──────── EXERCISE INPUT

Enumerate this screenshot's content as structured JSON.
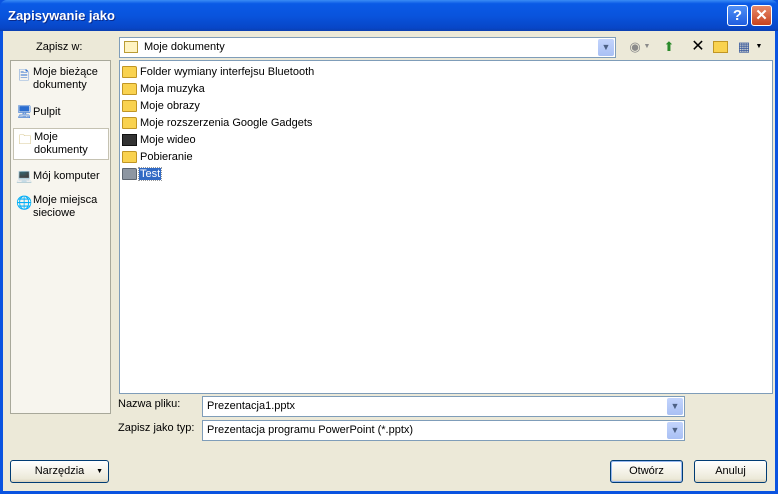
{
  "window": {
    "title": "Zapisywanie jako"
  },
  "save_in": {
    "label": "Zapisz w:",
    "value": "Moje dokumenty"
  },
  "places": [
    {
      "label": "Moje bieżące\ndokumenty",
      "icon": "recent-documents-icon"
    },
    {
      "label": "Pulpit",
      "icon": "desktop-icon"
    },
    {
      "label": "Moje\ndokumenty",
      "icon": "my-documents-icon"
    },
    {
      "label": "Mój komputer",
      "icon": "my-computer-icon"
    },
    {
      "label": "Moje miejsca\nsieciowe",
      "icon": "network-places-icon"
    }
  ],
  "files": [
    {
      "name": "Folder wymiany interfejsu Bluetooth"
    },
    {
      "name": "Moja muzyka"
    },
    {
      "name": "Moje obrazy"
    },
    {
      "name": "Moje rozszerzenia Google Gadgets"
    },
    {
      "name": "Moje wideo"
    },
    {
      "name": "Pobieranie"
    },
    {
      "name": "Test"
    }
  ],
  "filename": {
    "label": "Nazwa pliku:",
    "value": "Prezentacja1.pptx"
  },
  "filetype": {
    "label": "Zapisz jako typ:",
    "value": "Prezentacja programu PowerPoint (*.pptx)"
  },
  "buttons": {
    "tools": "Narzędzia",
    "open": "Otwórz",
    "cancel": "Anuluj"
  },
  "colors": {
    "title_bar": "#0a53e0",
    "selection": "#316ac5",
    "folder": "#f9d24f"
  }
}
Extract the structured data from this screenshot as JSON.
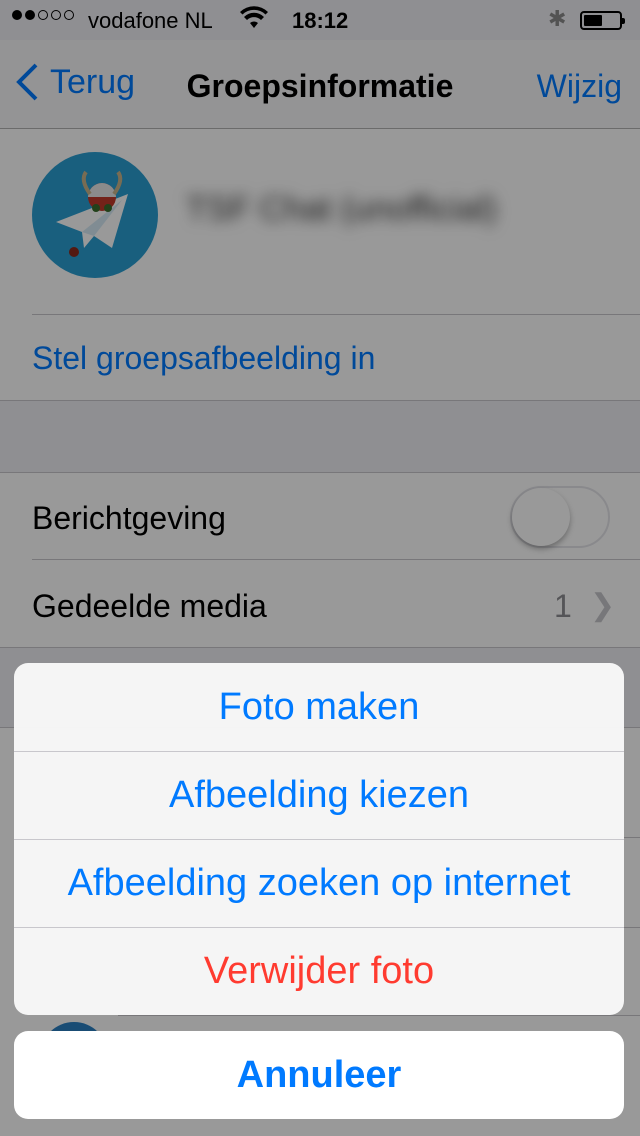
{
  "status_bar": {
    "carrier": "vodafone NL",
    "time": "18:12",
    "signal_dots_filled": 2,
    "signal_dots_total": 5
  },
  "nav": {
    "back_label": "Terug",
    "title": "Groepsinformatie",
    "edit_label": "Wijzig"
  },
  "group": {
    "name": "TSF Chat (unofficial)",
    "set_photo_label": "Stel groepsafbeelding in"
  },
  "settings": {
    "notifications_label": "Berichtgeving",
    "notifications_on": false,
    "shared_media_label": "Gedeelde media",
    "shared_media_count": "1"
  },
  "action_sheet": {
    "items": [
      {
        "label": "Foto maken",
        "destructive": false
      },
      {
        "label": "Afbeelding kiezen",
        "destructive": false
      },
      {
        "label": "Afbeelding zoeken op internet",
        "destructive": false
      },
      {
        "label": "Verwijder foto",
        "destructive": true
      }
    ],
    "cancel_label": "Annuleer"
  },
  "colors": {
    "accent": "#007aff",
    "destructive": "#ff3b30",
    "avatar_bg": "#2b9fd3"
  }
}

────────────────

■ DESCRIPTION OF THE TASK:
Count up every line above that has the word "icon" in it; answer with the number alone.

■ SOLUTION FOR THIS TASK:
5